Gardner and I were at a Christmas party at a neighbor’s house; I think it was 1998. Someone told a joke and that led to another, and then somehow it segued into titles of “The World’s Slimmest Volumes.”
A charming English lady friend with a wonderful laugh delivered the line, “Negroes I’ve Enjoyed Talking with While Yachting.” Everyone chuckled.
Rwanda had been very much in the news at that time, the dreadful daily massacre of thousands, and Gardner was so disturbed by the events that he was moved to write something about it. That line at the party resonated with him, and the idea began to germinate. Gardner had never been to Rwanda, so he did most of his research through the local library and made contact with the Rwandan embassy and their consulate to verify certain details concerning events and the country.
Since 1995, Gardner had been writing short stories for his weekly radio program called “Stories on the Wind,” which aired Sunday evenings on Hawaii Public Radio. When he began working on this book, he decided to read an abridged version of The Kinsman in weekly episodes, and it was well received. The book, as it is here, was completed in 1999.
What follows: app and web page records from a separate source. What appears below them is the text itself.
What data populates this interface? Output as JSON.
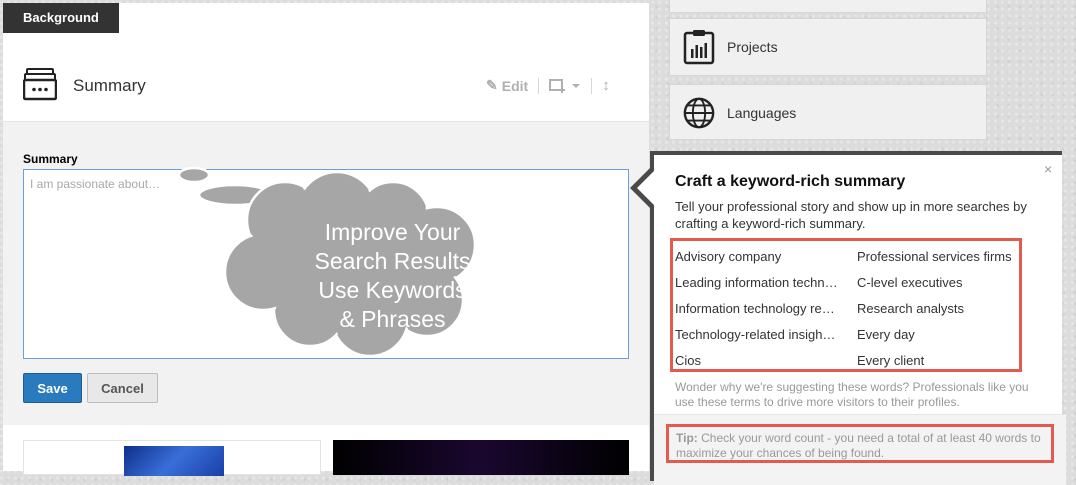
{
  "left": {
    "tab_label": "Background",
    "section_title": "Summary",
    "edit_label": "Edit",
    "field_label": "Summary",
    "placeholder": "I am passionate about…",
    "save_label": "Save",
    "cancel_label": "Cancel"
  },
  "right": {
    "projects_label": "Projects",
    "languages_label": "Languages"
  },
  "cloud": {
    "lines": [
      "Improve Your",
      "Search Results",
      "Use Keywords",
      "& Phrases"
    ],
    "color": "#a6a6a6"
  },
  "popover": {
    "close": "×",
    "title": "Craft a keyword-rich summary",
    "description": "Tell your professional story and show up in more searches by crafting a keyword-rich summary.",
    "keywords_left": [
      "Advisory company",
      "Leading information techn…",
      "Information technology re…",
      "Technology-related insigh…",
      "Cios"
    ],
    "keywords_right": [
      "Professional services firms",
      "C-level executives",
      "Research analysts",
      "Every day",
      "Every client"
    ],
    "wonder": "Wonder why we're suggesting these words? Professionals like you use these terms to drive more visitors to their profiles.",
    "tip_label": "Tip:",
    "tip_text": "Check your word count - you need a total of at least 40 words to maximize your chances of being found."
  },
  "colors": {
    "primary_button": "#2a7bbe",
    "highlight_box": "#e35a4f",
    "tab_background": "#333333"
  }
}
I am eternally grateful to Don Davidson and his crew at The Peninsula Press on Cape Cod. Without their encouragement and guidance over the past two years, this book would not be published today. Don is the person who has made this possible by proofreading, advising and organizing the details to deliver Gardner’s ideas. And while I’m sure Don will do every- thing in his power to see that this observation never makes it to print, his humor and self-deprecation and love of words are so congruent with Gardner’s that his appearance at this juncture is nothing short of providential. This book is dedicated to him.
June 10, 2011